       premises: ['$t₁ : Bool', '$t₂ : $T', '$t₃ : $T', '$t₁ ∈ t', '$t₂ ∈ t', '$t₃ ∈ t', '$T ∈ T'],
       conclusion: '(if $t₁ then $t₂ else $t₃) : $T'
     }
=> […]

>> BOOLEAN_TYPECHECKING =
     Relation.define \
       name: ':',
       rules: BOOLEAN_TERM_SYNTAX + BOOLEAN_TYPE_SYNTAX + BOOLEAN_TYPE_RULES
=> #<Relation @name=":", @definition=#<Definition @rules=[…]>>

>> def type_of(term)
     begin
       BOOLEAN_TYPECHECKING.once(term)
     rescue Relation::NoRuleApplies
       nil
     end
   end
=> :type_of

>> type_of(Parser.parse('if (if false then true else (if true then true else false)) then false else true'))
=> «Bool»

> type_of(Parser.parse('hello world'))
=> nil

>> ARITHMETIC_TYPE_SYNTAX = [
     { conclusion: 'Nat ∈ T' }
   ]
=> […]

>> ARITHMETIC_TYPE_RULES =
     { conclusion: '0 : Nat' },
     {
       premises: ['$t₁ : Nat', '$t₁ ∈ t'],
       conclusion: '(succ $t₁) : Nat'
     },
     {
       premises: ['$t₁ : Nat', '$t₁ ∈ t'],
       conclusion: '(pred $t₁) : Nat'
     },
     {
       premises: ['$t₁ : Nat', '$t₁ ∈ t'],
       conclusion: '(iszero $t₁) : Bool'
     }
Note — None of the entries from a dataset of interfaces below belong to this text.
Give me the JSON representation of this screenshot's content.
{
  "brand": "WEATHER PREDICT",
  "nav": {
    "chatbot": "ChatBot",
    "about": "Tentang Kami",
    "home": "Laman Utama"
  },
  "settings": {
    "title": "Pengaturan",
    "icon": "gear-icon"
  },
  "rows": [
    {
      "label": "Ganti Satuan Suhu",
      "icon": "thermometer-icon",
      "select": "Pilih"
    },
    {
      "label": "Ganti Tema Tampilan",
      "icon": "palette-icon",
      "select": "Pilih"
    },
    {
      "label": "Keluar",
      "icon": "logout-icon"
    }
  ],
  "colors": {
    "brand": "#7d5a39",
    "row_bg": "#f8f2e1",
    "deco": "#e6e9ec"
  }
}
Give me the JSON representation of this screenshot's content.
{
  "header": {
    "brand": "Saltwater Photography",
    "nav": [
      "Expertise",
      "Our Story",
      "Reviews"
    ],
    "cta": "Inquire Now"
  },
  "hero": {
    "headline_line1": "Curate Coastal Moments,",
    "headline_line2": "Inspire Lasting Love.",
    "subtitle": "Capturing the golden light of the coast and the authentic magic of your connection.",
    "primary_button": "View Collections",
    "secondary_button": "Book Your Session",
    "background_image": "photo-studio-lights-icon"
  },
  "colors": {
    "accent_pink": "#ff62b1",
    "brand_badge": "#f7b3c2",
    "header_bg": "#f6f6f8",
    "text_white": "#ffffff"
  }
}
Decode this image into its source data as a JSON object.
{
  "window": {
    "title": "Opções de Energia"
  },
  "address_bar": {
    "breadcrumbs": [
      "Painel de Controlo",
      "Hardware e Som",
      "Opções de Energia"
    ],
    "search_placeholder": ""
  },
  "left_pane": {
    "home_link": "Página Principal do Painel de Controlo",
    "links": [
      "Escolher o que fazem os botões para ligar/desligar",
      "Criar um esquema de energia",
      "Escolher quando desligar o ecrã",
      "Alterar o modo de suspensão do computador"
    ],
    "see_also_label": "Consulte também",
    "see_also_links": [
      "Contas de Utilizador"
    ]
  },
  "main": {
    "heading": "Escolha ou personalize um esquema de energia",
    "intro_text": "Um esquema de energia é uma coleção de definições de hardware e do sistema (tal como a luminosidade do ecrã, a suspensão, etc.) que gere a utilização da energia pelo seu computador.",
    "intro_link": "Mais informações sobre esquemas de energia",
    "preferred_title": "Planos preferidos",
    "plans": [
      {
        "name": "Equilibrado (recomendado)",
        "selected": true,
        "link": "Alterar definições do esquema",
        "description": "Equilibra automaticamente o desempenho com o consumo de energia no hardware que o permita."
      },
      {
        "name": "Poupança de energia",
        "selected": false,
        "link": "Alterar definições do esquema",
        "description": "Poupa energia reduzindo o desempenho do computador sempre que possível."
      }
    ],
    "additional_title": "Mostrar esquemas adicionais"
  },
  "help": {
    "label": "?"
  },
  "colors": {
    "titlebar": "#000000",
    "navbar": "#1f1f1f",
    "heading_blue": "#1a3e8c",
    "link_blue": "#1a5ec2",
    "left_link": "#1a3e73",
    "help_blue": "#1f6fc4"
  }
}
>> ARITHMETIC_TYPECHECKING =
     Relation.define \
       name: ':',
       rules: BOOLEAN_TERM_SYNTAX + BOOLEAN_TYPE_SYNTAX + BOOLEAN_TYPE_RULES +
              ARITHMETIC_TERM_SYNTAX + ARITHMETIC_TYPE_SYNTAX + ARITHMETIC_TYPE_RULES
=> #<Relation @name=":", @definition=#<Definition @rules=[…]>>

>> def type_of(term)
     begin
       ARITHMETIC_TYPECHECKING.once(term)
     rescue Relation::NoRuleApplies
       nil
     end
   end
=> :type_of

>> type_of(Parser.parse('if (iszero 0) then (succ 0) else 0'))
=> «Nat»

>> type_of(Parser.parse('if (iszero (succ 0)) then (iszero 0) else (iszero (pred 0))'))
=> «Bool»

>> type_of(Parser.parse('if (succ 0) then true else false'))
=> nil

>> type_of(Parser.parse('if true then (succ 0) else (iszero 0)'))
=> nil